HOW TO COMPLETE THIS TASK -
Go through the listing that follows and report the number of lines with the string "snap" in them, nothing more.

======== GIVEN RECORDS

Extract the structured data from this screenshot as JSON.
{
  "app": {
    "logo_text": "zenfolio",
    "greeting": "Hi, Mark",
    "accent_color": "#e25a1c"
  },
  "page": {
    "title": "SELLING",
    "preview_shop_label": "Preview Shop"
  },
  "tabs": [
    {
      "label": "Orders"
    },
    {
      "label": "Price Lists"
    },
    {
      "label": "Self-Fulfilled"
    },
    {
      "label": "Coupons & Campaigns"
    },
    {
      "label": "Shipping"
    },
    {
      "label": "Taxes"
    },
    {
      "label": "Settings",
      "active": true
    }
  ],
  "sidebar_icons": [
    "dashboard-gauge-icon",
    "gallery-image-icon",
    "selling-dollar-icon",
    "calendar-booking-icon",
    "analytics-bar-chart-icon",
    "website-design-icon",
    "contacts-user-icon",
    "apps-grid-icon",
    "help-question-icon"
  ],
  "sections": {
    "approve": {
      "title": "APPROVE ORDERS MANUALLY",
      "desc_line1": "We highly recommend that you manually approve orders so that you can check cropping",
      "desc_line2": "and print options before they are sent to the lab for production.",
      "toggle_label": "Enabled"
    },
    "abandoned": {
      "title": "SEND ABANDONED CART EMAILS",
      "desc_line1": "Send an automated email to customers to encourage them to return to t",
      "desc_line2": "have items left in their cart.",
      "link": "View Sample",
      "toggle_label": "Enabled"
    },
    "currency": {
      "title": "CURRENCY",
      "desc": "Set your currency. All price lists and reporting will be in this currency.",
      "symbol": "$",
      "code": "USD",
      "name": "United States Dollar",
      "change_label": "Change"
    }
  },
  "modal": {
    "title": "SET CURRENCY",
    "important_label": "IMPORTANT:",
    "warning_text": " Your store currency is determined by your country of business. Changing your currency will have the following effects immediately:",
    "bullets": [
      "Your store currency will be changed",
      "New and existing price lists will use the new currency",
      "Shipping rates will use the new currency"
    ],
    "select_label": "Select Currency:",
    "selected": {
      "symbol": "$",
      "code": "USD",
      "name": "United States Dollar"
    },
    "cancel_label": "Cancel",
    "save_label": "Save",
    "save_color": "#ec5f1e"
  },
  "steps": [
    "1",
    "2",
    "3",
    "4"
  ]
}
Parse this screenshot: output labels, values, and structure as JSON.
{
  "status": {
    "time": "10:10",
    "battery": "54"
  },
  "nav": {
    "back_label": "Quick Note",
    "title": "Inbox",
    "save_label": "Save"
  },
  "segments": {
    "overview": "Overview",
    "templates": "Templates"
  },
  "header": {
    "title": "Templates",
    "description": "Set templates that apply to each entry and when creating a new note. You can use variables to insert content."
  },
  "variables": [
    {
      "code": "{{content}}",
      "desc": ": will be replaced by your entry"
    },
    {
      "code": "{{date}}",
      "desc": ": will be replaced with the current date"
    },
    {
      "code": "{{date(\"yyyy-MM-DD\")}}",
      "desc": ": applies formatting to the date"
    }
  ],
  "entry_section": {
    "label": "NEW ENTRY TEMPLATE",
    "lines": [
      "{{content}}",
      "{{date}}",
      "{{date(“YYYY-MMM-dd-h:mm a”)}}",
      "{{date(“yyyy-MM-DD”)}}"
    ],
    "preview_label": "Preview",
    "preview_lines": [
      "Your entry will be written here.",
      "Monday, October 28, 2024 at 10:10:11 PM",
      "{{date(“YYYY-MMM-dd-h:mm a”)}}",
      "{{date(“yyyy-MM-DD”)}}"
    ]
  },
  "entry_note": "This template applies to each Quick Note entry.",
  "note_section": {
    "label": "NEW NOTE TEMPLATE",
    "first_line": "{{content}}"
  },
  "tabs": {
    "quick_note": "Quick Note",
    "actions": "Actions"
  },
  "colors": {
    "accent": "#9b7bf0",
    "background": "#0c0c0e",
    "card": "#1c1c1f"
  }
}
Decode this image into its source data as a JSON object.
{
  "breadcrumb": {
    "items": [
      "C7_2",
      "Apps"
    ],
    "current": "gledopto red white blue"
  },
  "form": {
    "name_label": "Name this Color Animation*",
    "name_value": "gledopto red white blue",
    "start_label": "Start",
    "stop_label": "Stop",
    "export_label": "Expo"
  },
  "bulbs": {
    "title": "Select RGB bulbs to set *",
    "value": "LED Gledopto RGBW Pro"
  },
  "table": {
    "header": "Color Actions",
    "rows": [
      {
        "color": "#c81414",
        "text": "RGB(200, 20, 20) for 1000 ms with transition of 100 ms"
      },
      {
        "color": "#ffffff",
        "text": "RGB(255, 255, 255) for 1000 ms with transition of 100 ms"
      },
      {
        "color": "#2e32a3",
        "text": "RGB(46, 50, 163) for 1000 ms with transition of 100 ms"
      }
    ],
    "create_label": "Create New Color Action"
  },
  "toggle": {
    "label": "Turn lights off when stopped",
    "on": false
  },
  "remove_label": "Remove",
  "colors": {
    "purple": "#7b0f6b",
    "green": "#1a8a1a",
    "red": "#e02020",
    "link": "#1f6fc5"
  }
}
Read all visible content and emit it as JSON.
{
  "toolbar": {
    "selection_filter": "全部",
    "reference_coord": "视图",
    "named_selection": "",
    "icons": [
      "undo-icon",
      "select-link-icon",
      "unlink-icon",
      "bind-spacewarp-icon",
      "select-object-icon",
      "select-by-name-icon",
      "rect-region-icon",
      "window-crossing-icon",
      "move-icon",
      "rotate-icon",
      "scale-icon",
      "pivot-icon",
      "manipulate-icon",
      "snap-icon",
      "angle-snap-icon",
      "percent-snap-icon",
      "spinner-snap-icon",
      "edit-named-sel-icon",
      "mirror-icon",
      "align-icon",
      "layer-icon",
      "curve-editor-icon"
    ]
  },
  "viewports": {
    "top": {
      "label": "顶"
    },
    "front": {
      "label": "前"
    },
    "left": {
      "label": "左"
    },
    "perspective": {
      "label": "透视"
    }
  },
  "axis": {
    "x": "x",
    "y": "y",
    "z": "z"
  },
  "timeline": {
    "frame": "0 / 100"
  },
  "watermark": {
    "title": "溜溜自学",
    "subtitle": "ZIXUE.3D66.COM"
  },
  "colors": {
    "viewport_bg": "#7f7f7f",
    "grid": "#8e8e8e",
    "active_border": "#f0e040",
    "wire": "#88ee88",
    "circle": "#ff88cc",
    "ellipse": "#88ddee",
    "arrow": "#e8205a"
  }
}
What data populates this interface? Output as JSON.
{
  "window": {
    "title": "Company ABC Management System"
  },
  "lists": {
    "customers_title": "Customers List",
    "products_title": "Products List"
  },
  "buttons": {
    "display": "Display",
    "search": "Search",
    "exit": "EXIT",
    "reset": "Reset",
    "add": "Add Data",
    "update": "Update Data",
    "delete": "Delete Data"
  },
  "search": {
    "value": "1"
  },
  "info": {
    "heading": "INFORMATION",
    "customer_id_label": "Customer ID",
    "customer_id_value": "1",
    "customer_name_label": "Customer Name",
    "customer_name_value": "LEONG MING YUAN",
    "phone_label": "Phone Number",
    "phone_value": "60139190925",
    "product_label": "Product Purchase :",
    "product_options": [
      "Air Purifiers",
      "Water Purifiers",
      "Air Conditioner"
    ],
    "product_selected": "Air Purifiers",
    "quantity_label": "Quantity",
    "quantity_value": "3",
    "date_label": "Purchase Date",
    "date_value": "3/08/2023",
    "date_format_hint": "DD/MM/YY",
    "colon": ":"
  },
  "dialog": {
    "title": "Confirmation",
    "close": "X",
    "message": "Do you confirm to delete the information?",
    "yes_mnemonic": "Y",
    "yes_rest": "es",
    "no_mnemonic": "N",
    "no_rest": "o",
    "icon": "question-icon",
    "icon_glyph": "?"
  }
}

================

EXPECTED ANSWER -
4